|PROGRESS OF HIGHER SCIENCE-TEACHING.|
LECTURER ON PHYSICS AT ST. THOMAS'S HOSPITAL.

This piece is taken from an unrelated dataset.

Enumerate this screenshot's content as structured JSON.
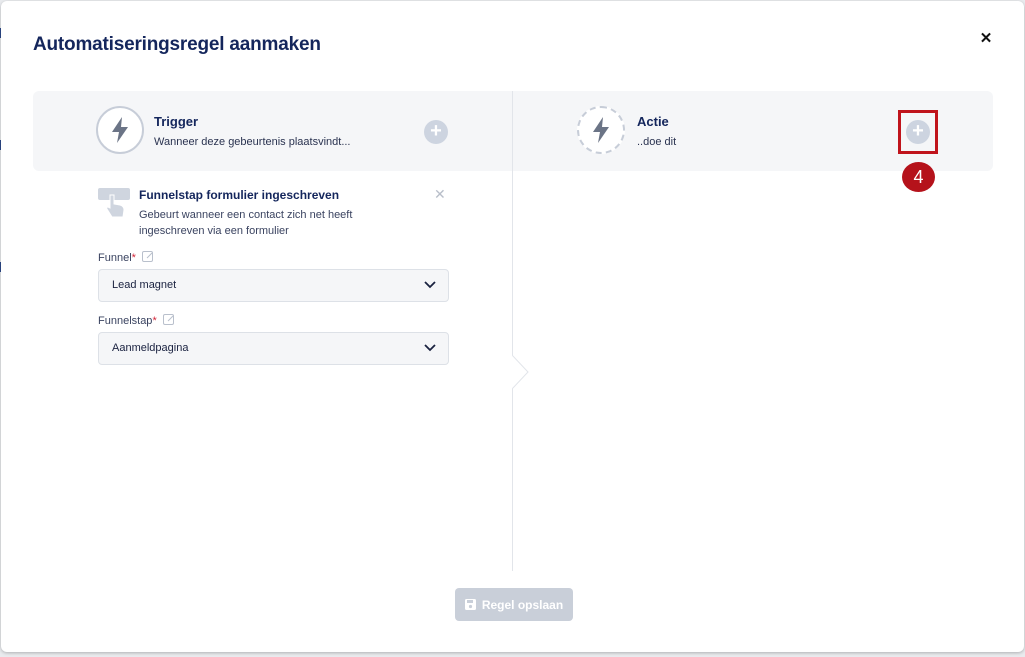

IT is doubtful whether the generality of well-educated men fully appreciate the great, the radical, and the almost revolutionary change which has in the past thirty or forty years come over the scope and spirit of English liberal education. Indeed, it can hardly be termed a change; but might be more correctly designated as a substitution of one branch of human knowledge for another. For, whereas, in the first forty years of the present century, the dead languages, especially Latin and Greek, history, logic, and metaphysics, fairly held their own against the computative sciences of mathematics, mechanics, physics, and chemistry, and the systematic or classificatory subjects of botany, geology, and zoology as topics of teaching and examination, they seem at the end of the second forty to have been all but superseded. No doubt in the main the revolution, great as it undoubtedly is, has proved salutary. Englishmen, with their characteristic tenacity of existing forms, had retained all but unchanged in their large public schools and in the older universities a form of intellectual culture which really originated in the middle ages, or at the latest with the restoration of learning. This is no mere figure of speech. The writer of the present remarks took his first childish lessons, after mastering the rudimentary arts of reading and writing, from "The Boke of Roger Ascham," and received his first rewards for saying, parrot-like by rote, the ancient farragos now only known by their initial words—"Propria quæ, maribus," "Quæ genus," and "As in preæsenti." Of the present generation, not one in a thousand has ever even heard of these mediæval aide-mémoires, or of the somewhat more useful scholastic scheme of syllogisms, beginning with the cabalistic formula, "Barbara Celarent." Later on, he and his companions were expected weekly to manufacture, nolentes volentes, a certain quantity of poetry!—God save the mark!—in the Latin and Greek tongues. He can well remember his father's remonstrance on finding him working at "that nasty chemistry, when you have not done your Latin verses." Perhaps the most singular travesty of teaching was the inculcation of that laboriously useless heap of conflicting rules termed the "Greek accents." It was well known to every scholar that they were non-existent in classical times; that they were probably prosodiacal; that they sprang up about the time when Greek was going out of use as a spoken language; and that, except in very few instances, they now served no purpose whatever. In spite of this, they were steadily and perseveringly thrust down the throats of schoolboys, insomuch that